Without ecological variety, animals and plants fail to maintain the land. Different species impact soil in supportive ways, like promoting irrigation, producing nutrients, and providing protection. When previously common organisms lack a presence in a region, the land can become unsuitable for either animal or human use.
Invasive Species and Biodiversity
When alien species invade foreign regions, they throw off the ecosystem’s balance and cause environmental degradation.
Scientists identified over 400 species currently on the endangered species list due to invasive species interference. Foreign species continue to destroy habitats, deplete resources, and act as predators to previously protected organisms.

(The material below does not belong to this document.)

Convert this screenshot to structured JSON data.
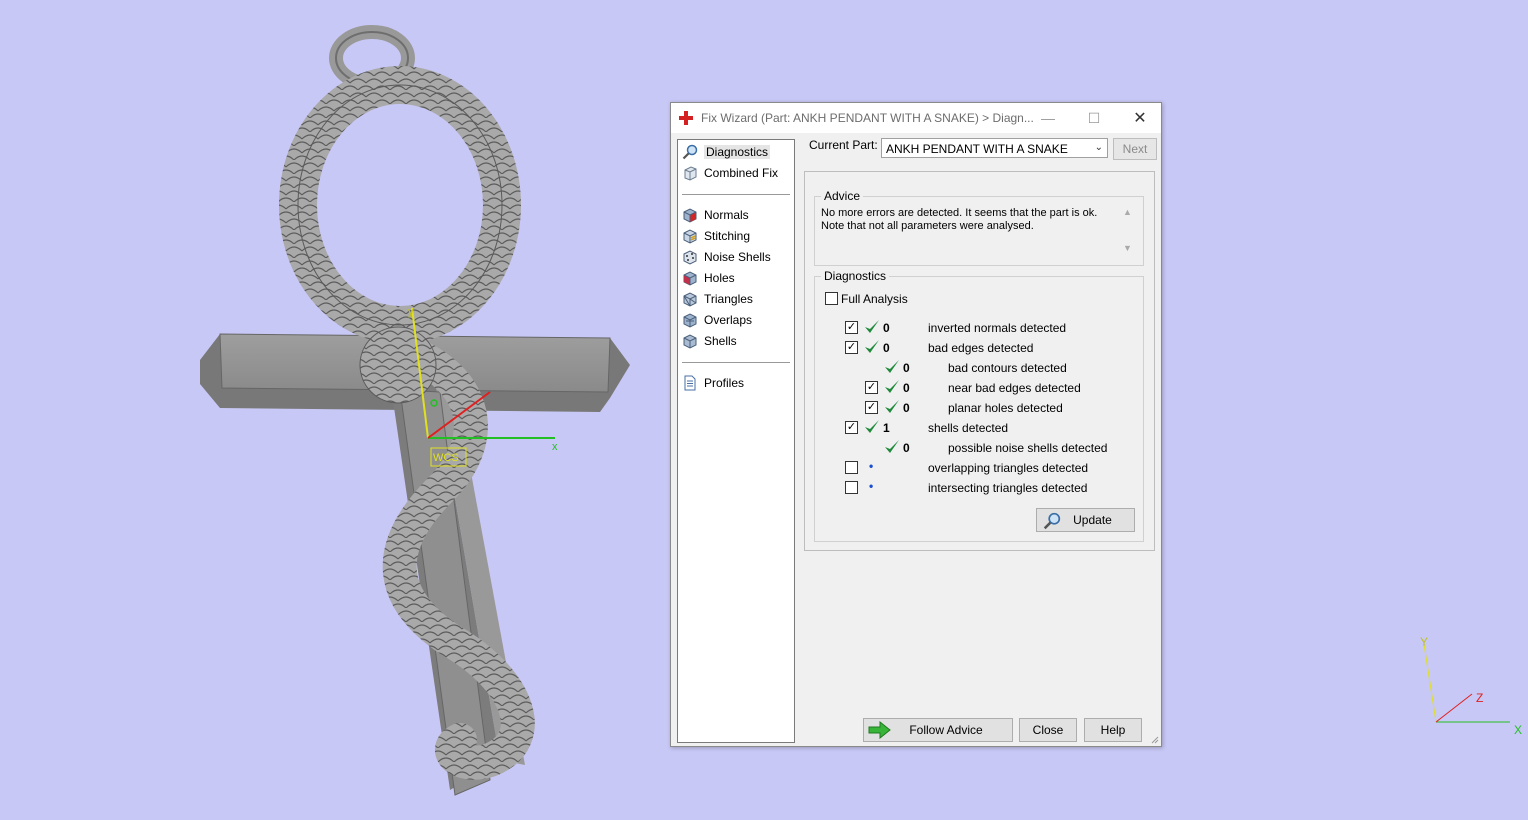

The leading factor of freshwater fish endangerment and extinction is invasive species. If humanity continues to mismanage resources, pets, plants, and other wildlife, our global ecosystem will crumble. A dysfunctional ecosystem will restrict humanity’s access to food, raw materials, clean water, and more.
Fortunately, humanity drives this destruction, which means we can also stop it. There are various ways to properly manage local plant and animal species to restrict invasive species interference and destruction.
How You Can Help
Although exotic pets and plants may be aesthetically appealing, individuals can appreciate them from a distance. When building a garden, plant native flowers to promote protection against invasive species. You can also fish with local bait rather than adding foreign worm or fish species to local waters.
Individuals should also use local wood when building fires rather than carrying alien logs, along with their critters, into a new environment.
Before adopting a new pet, planting new vegetation, or interacting with different organisms, research which species are native and foreign to your home. When in doubt, stick to what you know. Exotic organisms may be beautiful, but their destructive effects are ugly.
About the author
Jane Marsh is the Editor-in-Chief of Environment.co. She covers topics related to climate policy, sustainability, renewable energy and more.